“It takes heroic, huge steps for some of the women to even make it to the retreat,” Brown said. “They will say ‘I was scared to come because I thought everybody was going to condemn me.’ They’re surprised when they see that’s not what goes on.”
Brown trained to work with interdenominational Rachel’s Vine yard groups in Missouri, and learned how to hold Catholic retreats after moving to the Indianland community outside Rock Hill in 2005.
She said she became interested in the retreats through her work with the pro-life community in Jefferson City, Mo., adding that she has always had a special interest in helping post-abortive women deal with emotional trauma.
The diocese offers three retreats a year in Charleston, Rock Hill, and the Greenville area.
“The word I want to use for what they seek is closure, although that seems like a harsh word when you think about abortion,” Brown said. “They seek forgiveness and peace. There’s a memorial service during the retreat that offers some closure for the participants so they’re able to function and go forward in life. A lot of these women stop functioning as a person and go into this deep grief cycle and don’t know what’s wrong with them. They figure out they need help, and that’s when we get them.”
Brown said the retreats attract women of all ages, from a wide variety of ethnic, cultural and economic backgrounds.
“Some of the abortions happened up to 30 years ago, though we’ve had others that attend as soon as a year after the abortion,” Brown said. “Thirty years is a long time to be hiding and feeling guilty.”
Though the diocese uses a Catholic curriculum, the retreats are open to all. Brown said some have drawn only non-Catholic participants. The material, hymns and prayers are designed to help all participants.
Some men have attended Rachel’s Vineyard retreats, although the majority of attendees are women.
“This is a weekend for people who are post-abortive and who need help, peace, forgiveness and love,” Brown said. “This is for people who want to go on with their lives and survive. You can’t really get over it, but you remember with less pain.”
The next Rachel’s Vineyard retreat is scheduled for Feb. 6-8 at The Oratory in Rock Hill. Shuping will be the facilitator.
To learn more about Rachel’s Vineyard Ministries, visit their Web site at www.rachelsvineyard.org.
For more information or to reserve space at a retreat, call (803) 554-6088 or e-mail email@example.com. All inquiries are anonymous.

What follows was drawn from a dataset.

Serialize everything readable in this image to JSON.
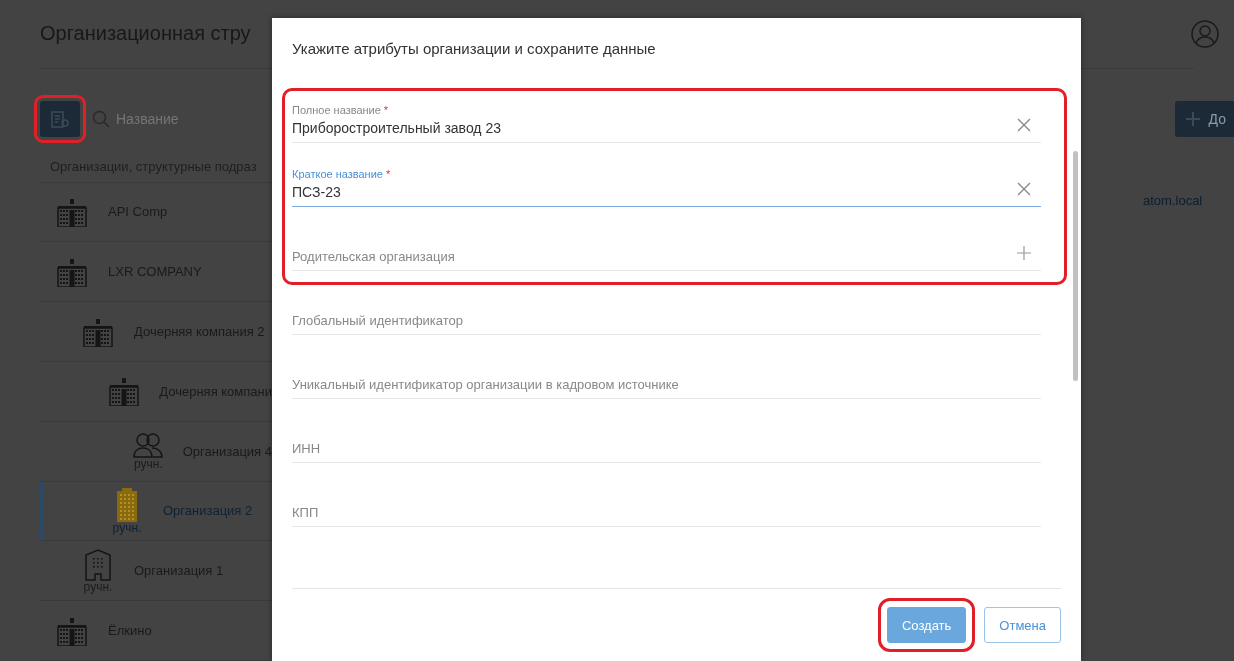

For immediate assistance call Christy Brown at (803) 554-6088; Kathy Schmugge at (803) 546-6010; or (877) HOPE-4-ME. All calls are confidential.
See also: Psychiatrist links mental health disorders to abortion.